### Exercise requirements
Exact repetition is the task: copy every entry below.

Items from an interface collection
----
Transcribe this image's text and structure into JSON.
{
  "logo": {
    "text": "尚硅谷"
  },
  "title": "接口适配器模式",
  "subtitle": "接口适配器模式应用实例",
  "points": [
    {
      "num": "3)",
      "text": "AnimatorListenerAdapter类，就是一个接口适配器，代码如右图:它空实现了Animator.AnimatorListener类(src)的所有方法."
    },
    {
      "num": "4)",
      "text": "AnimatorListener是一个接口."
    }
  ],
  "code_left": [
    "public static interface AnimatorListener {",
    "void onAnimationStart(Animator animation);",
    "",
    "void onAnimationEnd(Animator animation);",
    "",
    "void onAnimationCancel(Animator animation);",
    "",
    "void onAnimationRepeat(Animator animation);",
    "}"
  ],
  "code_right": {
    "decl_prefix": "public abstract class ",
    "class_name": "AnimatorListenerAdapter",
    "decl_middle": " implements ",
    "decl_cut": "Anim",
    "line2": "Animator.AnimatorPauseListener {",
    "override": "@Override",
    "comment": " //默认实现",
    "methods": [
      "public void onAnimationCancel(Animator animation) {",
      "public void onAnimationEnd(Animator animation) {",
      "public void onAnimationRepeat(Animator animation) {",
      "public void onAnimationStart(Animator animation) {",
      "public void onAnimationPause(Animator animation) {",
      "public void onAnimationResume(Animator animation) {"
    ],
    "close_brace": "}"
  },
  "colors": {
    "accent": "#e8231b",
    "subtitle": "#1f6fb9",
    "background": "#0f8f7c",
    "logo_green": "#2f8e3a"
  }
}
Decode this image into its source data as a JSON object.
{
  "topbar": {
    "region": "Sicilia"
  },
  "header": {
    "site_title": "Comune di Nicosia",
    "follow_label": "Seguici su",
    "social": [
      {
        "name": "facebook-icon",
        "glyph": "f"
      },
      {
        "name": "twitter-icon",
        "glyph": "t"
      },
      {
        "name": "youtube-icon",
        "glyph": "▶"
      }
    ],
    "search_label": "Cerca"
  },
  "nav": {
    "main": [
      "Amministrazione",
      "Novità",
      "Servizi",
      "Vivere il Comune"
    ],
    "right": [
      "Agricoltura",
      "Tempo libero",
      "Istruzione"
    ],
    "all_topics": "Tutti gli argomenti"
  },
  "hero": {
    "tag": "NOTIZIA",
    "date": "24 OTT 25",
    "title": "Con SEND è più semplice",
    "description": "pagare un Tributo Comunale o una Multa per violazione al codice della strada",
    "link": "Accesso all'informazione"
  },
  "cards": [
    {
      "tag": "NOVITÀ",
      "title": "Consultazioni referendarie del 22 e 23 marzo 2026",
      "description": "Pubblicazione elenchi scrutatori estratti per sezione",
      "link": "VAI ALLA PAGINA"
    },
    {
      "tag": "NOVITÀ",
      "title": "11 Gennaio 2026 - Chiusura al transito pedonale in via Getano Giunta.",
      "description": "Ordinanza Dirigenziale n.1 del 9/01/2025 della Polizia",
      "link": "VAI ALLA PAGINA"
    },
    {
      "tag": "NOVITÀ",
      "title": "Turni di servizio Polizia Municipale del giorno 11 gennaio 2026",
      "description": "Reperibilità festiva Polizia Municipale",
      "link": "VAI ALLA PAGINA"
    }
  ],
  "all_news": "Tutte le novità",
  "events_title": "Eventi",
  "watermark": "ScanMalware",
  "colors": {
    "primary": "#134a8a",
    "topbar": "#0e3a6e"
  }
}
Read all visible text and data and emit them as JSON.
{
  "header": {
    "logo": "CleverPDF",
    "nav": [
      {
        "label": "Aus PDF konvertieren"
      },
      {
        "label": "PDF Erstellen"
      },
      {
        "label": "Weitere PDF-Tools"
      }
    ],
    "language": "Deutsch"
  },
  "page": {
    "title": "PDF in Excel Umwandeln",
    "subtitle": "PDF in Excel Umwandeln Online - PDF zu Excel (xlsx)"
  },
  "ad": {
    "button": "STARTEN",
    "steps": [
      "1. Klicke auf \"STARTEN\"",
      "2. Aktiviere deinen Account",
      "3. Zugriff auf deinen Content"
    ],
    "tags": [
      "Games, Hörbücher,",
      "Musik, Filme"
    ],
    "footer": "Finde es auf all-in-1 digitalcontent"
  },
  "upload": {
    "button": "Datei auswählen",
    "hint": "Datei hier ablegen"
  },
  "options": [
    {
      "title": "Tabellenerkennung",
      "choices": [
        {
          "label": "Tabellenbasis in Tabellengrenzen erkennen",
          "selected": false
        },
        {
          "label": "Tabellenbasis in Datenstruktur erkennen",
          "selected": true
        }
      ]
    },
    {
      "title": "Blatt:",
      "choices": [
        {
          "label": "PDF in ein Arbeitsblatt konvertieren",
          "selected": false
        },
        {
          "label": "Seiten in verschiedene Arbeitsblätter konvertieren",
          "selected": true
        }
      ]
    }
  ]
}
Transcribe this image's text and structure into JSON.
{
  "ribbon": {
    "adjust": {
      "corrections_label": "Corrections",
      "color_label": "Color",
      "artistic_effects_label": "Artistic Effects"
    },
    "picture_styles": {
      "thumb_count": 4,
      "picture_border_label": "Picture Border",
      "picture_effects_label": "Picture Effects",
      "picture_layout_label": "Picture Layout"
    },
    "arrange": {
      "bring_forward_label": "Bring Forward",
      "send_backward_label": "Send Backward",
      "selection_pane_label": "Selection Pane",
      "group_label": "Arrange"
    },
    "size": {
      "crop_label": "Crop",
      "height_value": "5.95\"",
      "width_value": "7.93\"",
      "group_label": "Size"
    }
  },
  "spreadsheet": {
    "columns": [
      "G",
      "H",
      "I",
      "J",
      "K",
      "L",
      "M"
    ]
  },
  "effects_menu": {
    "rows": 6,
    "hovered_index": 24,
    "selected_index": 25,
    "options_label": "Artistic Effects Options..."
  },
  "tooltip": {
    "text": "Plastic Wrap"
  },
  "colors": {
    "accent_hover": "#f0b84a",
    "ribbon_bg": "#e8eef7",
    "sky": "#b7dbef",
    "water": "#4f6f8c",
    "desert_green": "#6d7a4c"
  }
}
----
### Answer to the exercise
Transcribe this image's text and structure into JSON.
{
  "logo": {
    "text": "尚硅谷"
  },
  "title": "接口适配器模式",
  "subtitle": "接口适配器模式应用实例",
  "points": [
    {
      "num": "3)",
      "text": "AnimatorListenerAdapter类，就是一个接口适配器，代码如右图:它空实现了Animator.AnimatorListener类(src)的所有方法."
    },
    {
      "num": "4)",
      "text": "AnimatorListener是一个接口."
    }
  ],
  "code_left": [
    "public static interface AnimatorListener {",
    "void onAnimationStart(Animator animation);",
    "",
    "void onAnimationEnd(Animator animation);",
    "",
    "void onAnimationCancel(Animator animation);",
    "",
    "void onAnimationRepeat(Animator animation);",
    "}"
  ],
  "code_right": {
    "decl_prefix": "public abstract class ",
    "class_name": "AnimatorListenerAdapter",
    "decl_middle": " implements ",
    "decl_cut": "Anim",
    "line2": "Animator.AnimatorPauseListener {",
    "override": "@Override",
    "comment": " //默认实现",
    "methods": [
      "public void onAnimationCancel(Animator animation) {",
      "public void onAnimationEnd(Animator animation) {",
      "public void onAnimationRepeat(Animator animation) {",
      "public void onAnimationStart(Animator animation) {",
      "public void onAnimationPause(Animator animation) {",
      "public void onAnimationResume(Animator animation) {"
    ],
    "close_brace": "}"
  },
  "colors": {
    "accent": "#e8231b",
    "subtitle": "#1f6fb9",
    "background": "#0f8f7c",
    "logo_green": "#2f8e3a"
  }
}
Decode this image into its source data as a JSON object.
{
  "topbar": {
    "region": "Sicilia"
  },
  "header": {
    "site_title": "Comune di Nicosia",
    "follow_label": "Seguici su",
    "social": [
      {
        "name": "facebook-icon",
        "glyph": "f"
      },
      {
        "name": "twitter-icon",
        "glyph": "t"
      },
      {
        "name": "youtube-icon",
        "glyph": "▶"
      }
    ],
    "search_label": "Cerca"
  },
  "nav": {
    "main": [
      "Amministrazione",
      "Novità",
      "Servizi",
      "Vivere il Comune"
    ],
    "right": [
      "Agricoltura",
      "Tempo libero",
      "Istruzione"
    ],
    "all_topics": "Tutti gli argomenti"
  },
  "hero": {
    "tag": "NOTIZIA",
    "date": "24 OTT 25",
    "title": "Con SEND è più semplice",
    "description": "pagare un Tributo Comunale o una Multa per violazione al codice della strada",
    "link": "Accesso all'informazione"
  },
  "cards": [
    {
      "tag": "NOVITÀ",
      "title": "Consultazioni referendarie del 22 e 23 marzo 2026",
      "description": "Pubblicazione elenchi scrutatori estratti per sezione",
      "link": "VAI ALLA PAGINA"
    },
    {
      "tag": "NOVITÀ",
      "title": "11 Gennaio 2026 - Chiusura al transito pedonale in via Getano Giunta.",
      "description": "Ordinanza Dirigenziale n.1 del 9/01/2025 della Polizia",
      "link": "VAI ALLA PAGINA"
    },
    {
      "tag": "NOVITÀ",
      "title": "Turni di servizio Polizia Municipale del giorno 11 gennaio 2026",
      "description": "Reperibilità festiva Polizia Municipale",
      "link": "VAI ALLA PAGINA"
    }
  ],
  "all_news": "Tutte le novità",
  "events_title": "Eventi",
  "watermark": "ScanMalware",
  "colors": {
    "primary": "#134a8a",
    "topbar": "#0e3a6e"
  }
}
Read all visible text and data and emit them as JSON.
{
  "header": {
    "logo": "CleverPDF",
    "nav": [
      {
        "label": "Aus PDF konvertieren"
      },
      {
        "label": "PDF Erstellen"
      },
      {
        "label": "Weitere PDF-Tools"
      }
    ],
    "language": "Deutsch"
  },
  "page": {
    "title": "PDF in Excel Umwandeln",
    "subtitle": "PDF in Excel Umwandeln Online - PDF zu Excel (xlsx)"
  },
  "ad": {
    "button": "STARTEN",
    "steps": [
      "1. Klicke auf \"STARTEN\"",
      "2. Aktiviere deinen Account",
      "3. Zugriff auf deinen Content"
    ],
    "tags": [
      "Games, Hörbücher,",
      "Musik, Filme"
    ],
    "footer": "Finde es auf all-in-1 digitalcontent"
  },
  "upload": {
    "button": "Datei auswählen",
    "hint": "Datei hier ablegen"
  },
  "options": [
    {
      "title": "Tabellenerkennung",
      "choices": [
        {
          "label": "Tabellenbasis in Tabellengrenzen erkennen",
          "selected": false
        },
        {
          "label": "Tabellenbasis in Datenstruktur erkennen",
          "selected": true
        }
      ]
    },
    {
      "title": "Blatt:",
      "choices": [
        {
          "label": "PDF in ein Arbeitsblatt konvertieren",
          "selected": false
        },
        {
          "label": "Seiten in verschiedene Arbeitsblätter konvertieren",
          "selected": true
        }
      ]
    }
  ]
}
Transcribe this image's text and structure into JSON.
{
  "ribbon": {
    "adjust": {
      "corrections_label": "Corrections",
      "color_label": "Color",
      "artistic_effects_label": "Artistic Effects"
    },
    "picture_styles": {
      "thumb_count": 4,
      "picture_border_label": "Picture Border",
      "picture_effects_label": "Picture Effects",
      "picture_layout_label": "Picture Layout"
    },
    "arrange": {
      "bring_forward_label": "Bring Forward",
      "send_backward_label": "Send Backward",
      "selection_pane_label": "Selection Pane",
      "group_label": "Arrange"
    },
    "size": {
      "crop_label": "Crop",
      "height_value": "5.95\"",
      "width_value": "7.93\"",
      "group_label": "Size"
    }
  },
  "spreadsheet": {
    "columns": [
      "G",
      "H",
      "I",
      "J",
      "K",
      "L",
      "M"
    ]
  },
  "effects_menu": {
    "rows": 6,
    "hovered_index": 24,
    "selected_index": 25,
    "options_label": "Artistic Effects Options..."
  },
  "tooltip": {
    "text": "Plastic Wrap"
  },
  "colors": {
    "accent_hover": "#f0b84a",
    "ribbon_bg": "#e8eef7",
    "sky": "#b7dbef",
    "water": "#4f6f8c",
    "desert_green": "#6d7a4c"
  }
}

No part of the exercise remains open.